Outlast is roughly a four to seven hour long game, depending on how thorough you are in exploring the environments. Some gamers will prefer to rush through the game, while some will prefer to seek out every clue they can, immersing themselves in the game's story and atmosphere. The game's length isn't necessarily a bad thing, however; even at a five hour length, the game starts to get repetitive near the end, as all survival horror games do. You get used to the game's enemies and its concepts, and what was once scary starts to become normal. Death will always cause a jump or two, but eventually death becomes nothing more than an annoyance as it means playing through the same section of the game again. Outlast starts strong but near the end, it starts to lose its scare factor. This is a symptom that plagues all survival horror games, so it's a shame to see that Outlast didn't figure out a new twist in the formula.
What Outlast does offer in terms of replayability is the Insane difficulty mode, which gives you one life to play through the entire game. If you die, that's it – game over. Insane mode will force you to play the game in a whole new light, as death has meaning. It's recommended that you play through this mode only after completing the main game. In Insane mode, the scares are constant because one wrong move is going to be your last.
The PlayStation 4 Advantage
Outlast is not just a simple port from the PC, where it originally released, to the PlayStation 4; the developers have integrated the DualShock 4 into the gameplay in intelligent ways. The touch pad can be used to control the zoom of your camera and works fairly well, though for gamers who want to use a more traditional means of control they can use the directional pad instead.
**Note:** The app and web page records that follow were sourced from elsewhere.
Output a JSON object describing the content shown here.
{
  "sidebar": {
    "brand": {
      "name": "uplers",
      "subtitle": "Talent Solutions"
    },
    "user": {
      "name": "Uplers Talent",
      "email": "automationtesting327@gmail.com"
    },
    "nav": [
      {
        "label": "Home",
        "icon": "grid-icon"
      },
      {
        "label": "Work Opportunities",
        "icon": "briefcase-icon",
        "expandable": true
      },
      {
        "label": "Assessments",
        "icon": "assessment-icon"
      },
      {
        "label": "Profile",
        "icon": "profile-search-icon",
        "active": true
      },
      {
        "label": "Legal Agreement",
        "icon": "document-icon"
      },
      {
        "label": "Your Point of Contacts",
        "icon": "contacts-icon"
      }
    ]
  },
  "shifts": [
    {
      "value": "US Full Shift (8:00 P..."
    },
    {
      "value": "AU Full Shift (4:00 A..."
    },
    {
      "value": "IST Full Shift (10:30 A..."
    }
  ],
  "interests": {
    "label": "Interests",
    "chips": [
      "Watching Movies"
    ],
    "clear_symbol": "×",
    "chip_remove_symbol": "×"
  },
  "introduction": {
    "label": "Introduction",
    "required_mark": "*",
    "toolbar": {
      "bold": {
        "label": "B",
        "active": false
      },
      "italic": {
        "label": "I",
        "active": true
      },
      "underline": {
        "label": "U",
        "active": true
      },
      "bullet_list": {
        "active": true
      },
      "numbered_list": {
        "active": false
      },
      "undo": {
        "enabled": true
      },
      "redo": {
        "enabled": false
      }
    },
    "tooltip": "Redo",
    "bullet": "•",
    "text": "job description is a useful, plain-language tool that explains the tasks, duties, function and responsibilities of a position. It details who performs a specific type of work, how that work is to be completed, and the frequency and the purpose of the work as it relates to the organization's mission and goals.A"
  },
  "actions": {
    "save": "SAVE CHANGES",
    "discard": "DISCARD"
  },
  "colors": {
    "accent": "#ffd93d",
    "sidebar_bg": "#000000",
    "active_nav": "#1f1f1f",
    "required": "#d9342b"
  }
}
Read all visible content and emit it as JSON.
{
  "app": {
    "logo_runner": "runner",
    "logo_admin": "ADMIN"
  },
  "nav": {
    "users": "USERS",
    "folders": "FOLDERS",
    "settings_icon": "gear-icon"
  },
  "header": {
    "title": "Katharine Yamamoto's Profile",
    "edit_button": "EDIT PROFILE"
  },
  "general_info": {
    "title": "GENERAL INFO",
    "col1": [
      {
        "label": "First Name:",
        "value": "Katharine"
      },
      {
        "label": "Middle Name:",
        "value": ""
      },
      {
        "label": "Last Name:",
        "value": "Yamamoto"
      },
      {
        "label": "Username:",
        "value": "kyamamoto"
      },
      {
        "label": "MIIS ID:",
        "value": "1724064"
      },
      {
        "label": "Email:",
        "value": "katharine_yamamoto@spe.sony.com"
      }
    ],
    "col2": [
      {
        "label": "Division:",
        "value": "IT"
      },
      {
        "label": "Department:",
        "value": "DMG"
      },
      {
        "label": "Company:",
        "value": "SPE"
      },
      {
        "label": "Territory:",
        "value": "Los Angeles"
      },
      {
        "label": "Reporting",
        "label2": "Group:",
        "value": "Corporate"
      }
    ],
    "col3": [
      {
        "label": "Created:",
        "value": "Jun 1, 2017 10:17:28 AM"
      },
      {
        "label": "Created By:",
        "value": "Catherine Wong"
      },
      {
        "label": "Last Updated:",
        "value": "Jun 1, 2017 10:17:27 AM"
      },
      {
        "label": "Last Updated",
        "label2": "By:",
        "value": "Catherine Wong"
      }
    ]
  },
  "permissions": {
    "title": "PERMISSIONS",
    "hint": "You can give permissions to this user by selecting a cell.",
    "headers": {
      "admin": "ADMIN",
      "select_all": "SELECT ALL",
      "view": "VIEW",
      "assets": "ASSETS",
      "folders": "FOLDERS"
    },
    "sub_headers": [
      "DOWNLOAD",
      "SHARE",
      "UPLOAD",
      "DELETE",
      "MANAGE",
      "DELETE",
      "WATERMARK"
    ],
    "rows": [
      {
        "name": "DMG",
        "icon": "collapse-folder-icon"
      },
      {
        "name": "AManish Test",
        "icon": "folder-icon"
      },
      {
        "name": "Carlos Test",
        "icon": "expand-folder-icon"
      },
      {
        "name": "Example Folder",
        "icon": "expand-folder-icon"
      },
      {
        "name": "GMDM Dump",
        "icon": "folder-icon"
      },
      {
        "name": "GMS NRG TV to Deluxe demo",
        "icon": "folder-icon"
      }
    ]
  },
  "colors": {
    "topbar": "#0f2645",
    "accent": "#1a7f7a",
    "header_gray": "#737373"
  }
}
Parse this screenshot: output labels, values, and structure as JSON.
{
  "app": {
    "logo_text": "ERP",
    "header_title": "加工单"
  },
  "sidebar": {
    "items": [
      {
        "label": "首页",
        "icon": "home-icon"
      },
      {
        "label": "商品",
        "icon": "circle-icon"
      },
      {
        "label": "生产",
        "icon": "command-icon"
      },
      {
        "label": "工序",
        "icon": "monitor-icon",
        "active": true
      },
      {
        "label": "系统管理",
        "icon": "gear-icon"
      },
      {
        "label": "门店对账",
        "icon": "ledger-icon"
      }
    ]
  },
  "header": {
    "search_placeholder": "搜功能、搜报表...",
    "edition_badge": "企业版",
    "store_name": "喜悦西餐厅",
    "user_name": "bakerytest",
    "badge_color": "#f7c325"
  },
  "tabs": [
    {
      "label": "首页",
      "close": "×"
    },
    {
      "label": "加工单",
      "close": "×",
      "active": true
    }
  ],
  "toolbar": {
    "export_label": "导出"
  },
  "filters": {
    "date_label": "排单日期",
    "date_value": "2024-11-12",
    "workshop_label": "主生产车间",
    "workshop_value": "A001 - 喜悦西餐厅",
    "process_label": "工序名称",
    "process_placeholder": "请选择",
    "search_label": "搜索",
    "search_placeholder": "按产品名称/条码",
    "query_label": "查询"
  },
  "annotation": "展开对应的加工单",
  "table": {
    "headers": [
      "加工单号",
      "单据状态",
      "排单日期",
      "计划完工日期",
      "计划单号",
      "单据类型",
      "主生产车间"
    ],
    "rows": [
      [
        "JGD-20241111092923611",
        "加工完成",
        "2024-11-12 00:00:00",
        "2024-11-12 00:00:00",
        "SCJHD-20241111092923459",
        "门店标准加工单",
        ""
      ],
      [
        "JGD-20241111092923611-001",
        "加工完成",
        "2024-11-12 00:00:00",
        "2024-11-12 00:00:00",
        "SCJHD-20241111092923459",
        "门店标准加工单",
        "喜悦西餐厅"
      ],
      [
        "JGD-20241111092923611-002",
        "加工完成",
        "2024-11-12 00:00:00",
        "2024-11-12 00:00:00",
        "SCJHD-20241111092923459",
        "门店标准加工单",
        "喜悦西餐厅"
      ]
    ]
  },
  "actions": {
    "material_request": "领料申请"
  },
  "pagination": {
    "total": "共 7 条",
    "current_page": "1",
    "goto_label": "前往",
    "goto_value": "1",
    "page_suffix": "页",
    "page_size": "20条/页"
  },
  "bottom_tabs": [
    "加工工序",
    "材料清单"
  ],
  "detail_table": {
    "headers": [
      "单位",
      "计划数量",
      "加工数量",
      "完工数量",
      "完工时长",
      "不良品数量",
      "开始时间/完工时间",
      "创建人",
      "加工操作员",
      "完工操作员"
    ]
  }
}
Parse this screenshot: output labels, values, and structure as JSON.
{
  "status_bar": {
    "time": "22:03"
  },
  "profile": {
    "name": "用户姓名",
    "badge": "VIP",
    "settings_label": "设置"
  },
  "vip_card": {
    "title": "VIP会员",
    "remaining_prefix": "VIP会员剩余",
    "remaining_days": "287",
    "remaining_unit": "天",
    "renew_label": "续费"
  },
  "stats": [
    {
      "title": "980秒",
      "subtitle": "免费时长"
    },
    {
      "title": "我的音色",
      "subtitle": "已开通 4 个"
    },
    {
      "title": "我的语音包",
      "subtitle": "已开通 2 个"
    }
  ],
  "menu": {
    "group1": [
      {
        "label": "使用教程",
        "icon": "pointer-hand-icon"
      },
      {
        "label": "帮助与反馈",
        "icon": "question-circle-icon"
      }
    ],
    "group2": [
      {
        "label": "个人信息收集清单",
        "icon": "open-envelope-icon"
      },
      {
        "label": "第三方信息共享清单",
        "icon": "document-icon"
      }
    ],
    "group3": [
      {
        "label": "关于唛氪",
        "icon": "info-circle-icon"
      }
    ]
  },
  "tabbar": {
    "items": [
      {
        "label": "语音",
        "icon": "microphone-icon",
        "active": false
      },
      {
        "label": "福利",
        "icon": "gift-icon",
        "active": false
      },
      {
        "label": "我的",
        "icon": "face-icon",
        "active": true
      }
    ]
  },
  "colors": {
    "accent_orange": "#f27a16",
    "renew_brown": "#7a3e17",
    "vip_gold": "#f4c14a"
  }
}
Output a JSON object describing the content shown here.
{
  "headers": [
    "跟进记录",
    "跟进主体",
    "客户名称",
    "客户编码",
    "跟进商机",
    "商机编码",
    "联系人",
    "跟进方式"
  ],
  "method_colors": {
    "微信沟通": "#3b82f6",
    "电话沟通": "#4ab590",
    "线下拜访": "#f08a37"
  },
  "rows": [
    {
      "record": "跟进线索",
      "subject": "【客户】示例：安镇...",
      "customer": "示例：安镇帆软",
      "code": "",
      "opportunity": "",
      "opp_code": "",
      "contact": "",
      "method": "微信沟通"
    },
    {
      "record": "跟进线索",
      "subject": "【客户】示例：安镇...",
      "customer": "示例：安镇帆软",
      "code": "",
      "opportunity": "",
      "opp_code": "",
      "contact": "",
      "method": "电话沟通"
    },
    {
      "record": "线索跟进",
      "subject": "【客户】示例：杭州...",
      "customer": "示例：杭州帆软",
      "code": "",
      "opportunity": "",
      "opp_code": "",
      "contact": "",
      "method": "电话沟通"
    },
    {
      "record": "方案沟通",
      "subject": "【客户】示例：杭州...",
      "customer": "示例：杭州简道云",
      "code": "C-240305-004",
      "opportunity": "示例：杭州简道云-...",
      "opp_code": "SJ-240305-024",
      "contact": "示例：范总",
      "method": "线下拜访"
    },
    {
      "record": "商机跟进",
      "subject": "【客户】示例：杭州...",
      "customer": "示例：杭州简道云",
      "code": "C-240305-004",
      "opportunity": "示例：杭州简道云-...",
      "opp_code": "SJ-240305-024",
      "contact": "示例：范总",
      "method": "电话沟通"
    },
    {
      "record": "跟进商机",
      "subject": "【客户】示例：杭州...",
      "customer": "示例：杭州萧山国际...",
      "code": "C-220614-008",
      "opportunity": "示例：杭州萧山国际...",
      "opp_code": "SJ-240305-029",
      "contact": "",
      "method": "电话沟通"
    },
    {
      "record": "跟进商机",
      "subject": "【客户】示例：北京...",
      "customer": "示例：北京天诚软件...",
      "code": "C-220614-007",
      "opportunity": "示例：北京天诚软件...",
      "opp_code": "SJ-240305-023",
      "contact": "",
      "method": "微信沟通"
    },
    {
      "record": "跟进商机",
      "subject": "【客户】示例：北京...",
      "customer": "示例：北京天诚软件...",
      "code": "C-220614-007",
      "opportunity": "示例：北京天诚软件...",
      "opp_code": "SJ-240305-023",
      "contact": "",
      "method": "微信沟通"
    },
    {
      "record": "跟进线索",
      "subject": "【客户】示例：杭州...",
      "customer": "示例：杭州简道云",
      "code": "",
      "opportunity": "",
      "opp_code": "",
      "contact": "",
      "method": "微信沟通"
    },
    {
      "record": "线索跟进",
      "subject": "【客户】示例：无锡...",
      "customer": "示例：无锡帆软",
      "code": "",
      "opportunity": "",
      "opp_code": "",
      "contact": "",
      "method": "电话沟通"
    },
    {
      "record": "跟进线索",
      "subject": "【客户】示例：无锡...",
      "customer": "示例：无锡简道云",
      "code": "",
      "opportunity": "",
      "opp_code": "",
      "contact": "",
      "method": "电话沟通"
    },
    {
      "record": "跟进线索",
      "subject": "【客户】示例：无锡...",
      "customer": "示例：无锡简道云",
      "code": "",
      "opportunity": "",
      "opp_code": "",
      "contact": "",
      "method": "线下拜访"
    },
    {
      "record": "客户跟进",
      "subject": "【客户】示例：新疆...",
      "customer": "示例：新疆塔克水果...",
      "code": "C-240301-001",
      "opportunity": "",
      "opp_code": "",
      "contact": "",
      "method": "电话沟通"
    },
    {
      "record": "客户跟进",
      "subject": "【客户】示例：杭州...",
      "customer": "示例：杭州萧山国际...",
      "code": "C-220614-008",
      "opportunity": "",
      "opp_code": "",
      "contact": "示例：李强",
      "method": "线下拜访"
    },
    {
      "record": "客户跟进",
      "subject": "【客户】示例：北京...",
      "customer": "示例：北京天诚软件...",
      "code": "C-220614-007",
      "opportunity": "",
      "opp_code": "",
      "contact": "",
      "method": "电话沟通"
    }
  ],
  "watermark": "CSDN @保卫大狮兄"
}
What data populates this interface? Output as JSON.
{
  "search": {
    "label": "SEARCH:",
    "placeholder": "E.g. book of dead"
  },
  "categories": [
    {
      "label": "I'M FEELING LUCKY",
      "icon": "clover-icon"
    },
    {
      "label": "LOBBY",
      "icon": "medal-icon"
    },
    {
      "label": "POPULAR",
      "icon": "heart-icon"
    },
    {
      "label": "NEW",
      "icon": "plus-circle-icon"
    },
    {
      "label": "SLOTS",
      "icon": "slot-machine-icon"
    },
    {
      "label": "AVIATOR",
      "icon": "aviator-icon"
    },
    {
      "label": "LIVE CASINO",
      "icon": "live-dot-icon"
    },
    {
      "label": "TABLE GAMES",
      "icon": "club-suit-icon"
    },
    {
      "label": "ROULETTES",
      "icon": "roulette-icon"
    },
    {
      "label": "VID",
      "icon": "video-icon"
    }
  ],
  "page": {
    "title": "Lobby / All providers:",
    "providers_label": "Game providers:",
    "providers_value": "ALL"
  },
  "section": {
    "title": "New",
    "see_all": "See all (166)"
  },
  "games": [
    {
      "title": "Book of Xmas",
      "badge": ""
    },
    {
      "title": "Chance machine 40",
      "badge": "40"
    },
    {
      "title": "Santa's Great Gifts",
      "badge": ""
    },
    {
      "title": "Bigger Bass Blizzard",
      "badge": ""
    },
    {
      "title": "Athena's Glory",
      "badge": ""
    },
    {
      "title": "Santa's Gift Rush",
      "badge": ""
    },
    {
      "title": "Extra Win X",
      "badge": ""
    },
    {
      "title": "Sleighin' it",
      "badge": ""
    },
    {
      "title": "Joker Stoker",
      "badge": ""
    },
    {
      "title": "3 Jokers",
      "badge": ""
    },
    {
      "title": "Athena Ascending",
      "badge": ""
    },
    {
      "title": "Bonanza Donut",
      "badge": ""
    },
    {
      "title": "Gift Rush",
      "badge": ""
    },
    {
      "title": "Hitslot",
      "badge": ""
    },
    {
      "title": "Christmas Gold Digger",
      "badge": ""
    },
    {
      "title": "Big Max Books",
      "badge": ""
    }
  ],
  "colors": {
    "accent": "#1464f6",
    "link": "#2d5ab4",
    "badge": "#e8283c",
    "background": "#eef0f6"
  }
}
Outlast also uses the light bar in a few different ways: it shows whether your camera is in regular or night vision mode and also shows when your camera's batteries are starting to deplete by changing color. When you're in a dark room, the light bar really adds to the game's immersion.
Where Outlast doesn't take advantage of the PlayStation 4 is in the graphics. While the graphics of the game are fairly decent, they are a step down from the PC version of the game, noticeably in terms of textures. From far away, enemies look detailed but at close range, not so much. As an indie game, Outlast is definitely a step above the rest by not resorting to pixelized graphics, and the fact that an independent developer can make a PS4 game on par to the big publishers is commendable. If you've never played the PC version of the game, you likely wouldn't even realize the graphics on the PS4 version aren't as good. It's still a good looking game in its own right.
Outlast also adds trophies to the game, however the trophy list is uninspiring. Outlast features eight trophies (and no platinum trophy), awarded for completing segments of the game, finding the collectibles and completing Insane mode. Yawn. The trophies feel like an afterthought, especially since there are only eight of them and they are incredibly boring.
Is It Worth Buying?
For PlayStation Plus members, Outlast is free for the month of February and is absolutely worth the free download. The game is rich with immersion and its repetition near the end is easily overlooked due to its short length – it may be one of the few games where a shorter length is actually beneficial. Is the game worth buying? If you're longing for true survival horror or looking for an incredibly detail rich game, then absolutely. If you're the type of gamer who gets scared easily, or you're looking for something a bit combat heavy, then give Outlast a pass. You'll regret it, though.
Overall, Outlast continues the trend of amazing independent PlayStation 4 games and is a great addition to the PlayStation Plus Instant Game Collection. Its few flaws are easily overlooked by its strengths.
Final Score: 9/10
Article by - Joshua Phillips
Insert Date: 02/05/2014